(What you should do): Read the data and repeat all of it exactly.

[Data excerpts]

--- START ---

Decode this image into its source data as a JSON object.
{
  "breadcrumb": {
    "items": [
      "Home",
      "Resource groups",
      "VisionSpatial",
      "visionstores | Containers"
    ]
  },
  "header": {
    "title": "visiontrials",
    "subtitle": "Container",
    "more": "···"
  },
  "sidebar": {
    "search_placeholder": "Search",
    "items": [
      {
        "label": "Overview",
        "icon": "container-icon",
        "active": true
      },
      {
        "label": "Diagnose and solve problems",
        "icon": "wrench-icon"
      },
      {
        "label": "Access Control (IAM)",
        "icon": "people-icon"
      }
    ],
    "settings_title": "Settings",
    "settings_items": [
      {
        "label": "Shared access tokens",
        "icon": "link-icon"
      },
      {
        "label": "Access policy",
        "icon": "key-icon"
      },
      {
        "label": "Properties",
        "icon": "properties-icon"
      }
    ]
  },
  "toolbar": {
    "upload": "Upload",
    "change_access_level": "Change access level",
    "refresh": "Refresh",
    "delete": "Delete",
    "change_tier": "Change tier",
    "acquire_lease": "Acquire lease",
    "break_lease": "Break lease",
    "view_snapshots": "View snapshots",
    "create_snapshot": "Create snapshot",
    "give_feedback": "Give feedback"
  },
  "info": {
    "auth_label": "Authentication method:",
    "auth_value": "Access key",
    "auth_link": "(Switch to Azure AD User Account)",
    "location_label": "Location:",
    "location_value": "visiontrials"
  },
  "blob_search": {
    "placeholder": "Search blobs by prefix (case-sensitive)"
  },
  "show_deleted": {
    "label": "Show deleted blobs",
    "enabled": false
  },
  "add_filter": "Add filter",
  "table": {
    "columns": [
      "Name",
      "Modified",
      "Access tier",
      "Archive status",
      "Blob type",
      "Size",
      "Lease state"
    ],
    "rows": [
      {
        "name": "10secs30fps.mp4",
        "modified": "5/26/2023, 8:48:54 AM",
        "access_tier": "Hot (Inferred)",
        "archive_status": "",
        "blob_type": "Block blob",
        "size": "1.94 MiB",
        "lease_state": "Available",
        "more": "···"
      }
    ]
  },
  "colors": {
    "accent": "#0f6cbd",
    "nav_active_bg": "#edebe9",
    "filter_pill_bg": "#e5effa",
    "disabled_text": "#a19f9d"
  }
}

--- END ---

(Exercise result):
Decode this image into its source data as a JSON object.
{
  "breadcrumb": {
    "items": [
      "Home",
      "Resource groups",
      "VisionSpatial",
      "visionstores | Containers"
    ]
  },
  "header": {
    "title": "visiontrials",
    "subtitle": "Container",
    "more": "···"
  },
  "sidebar": {
    "search_placeholder": "Search",
    "items": [
      {
        "label": "Overview",
        "icon": "container-icon",
        "active": true
      },
      {
        "label": "Diagnose and solve problems",
        "icon": "wrench-icon"
      },
      {
        "label": "Access Control (IAM)",
        "icon": "people-icon"
      }
    ],
    "settings_title": "Settings",
    "settings_items": [
      {
        "label": "Shared access tokens",
        "icon": "link-icon"
      },
      {
        "label": "Access policy",
        "icon": "key-icon"
      },
      {
        "label": "Properties",
        "icon": "properties-icon"
      }
    ]
  },
  "toolbar": {
    "upload": "Upload",
    "change_access_level": "Change access level",
    "refresh": "Refresh",
    "delete": "Delete",
    "change_tier": "Change tier",
    "acquire_lease": "Acquire lease",
    "break_lease": "Break lease",
    "view_snapshots": "View snapshots",
    "create_snapshot": "Create snapshot",
    "give_feedback": "Give feedback"
  },
  "info": {
    "auth_label": "Authentication method:",
    "auth_value": "Access key",
    "auth_link": "(Switch to Azure AD User Account)",
    "location_label": "Location:",
    "location_value": "visiontrials"
  },
  "blob_search": {
    "placeholder": "Search blobs by prefix (case-sensitive)"
  },
  "show_deleted": {
    "label": "Show deleted blobs",
    "enabled": false
  },
  "add_filter": "Add filter",
  "table": {
    "columns": [
      "Name",
      "Modified",
      "Access tier",
      "Archive status",
      "Blob type",
      "Size",
      "Lease state"
    ],
    "rows": [
      {
        "name": "10secs30fps.mp4",
        "modified": "5/26/2023, 8:48:54 AM",
        "access_tier": "Hot (Inferred)",
        "archive_status": "",
        "blob_type": "Block blob",
        "size": "1.94 MiB",
        "lease_state": "Available",
        "more": "···"
      }
    ]
  },
  "colors": {
    "accent": "#0f6cbd",
    "nav_active_bg": "#edebe9",
    "filter_pill_bg": "#e5effa",
    "disabled_text": "#a19f9d"
  }
}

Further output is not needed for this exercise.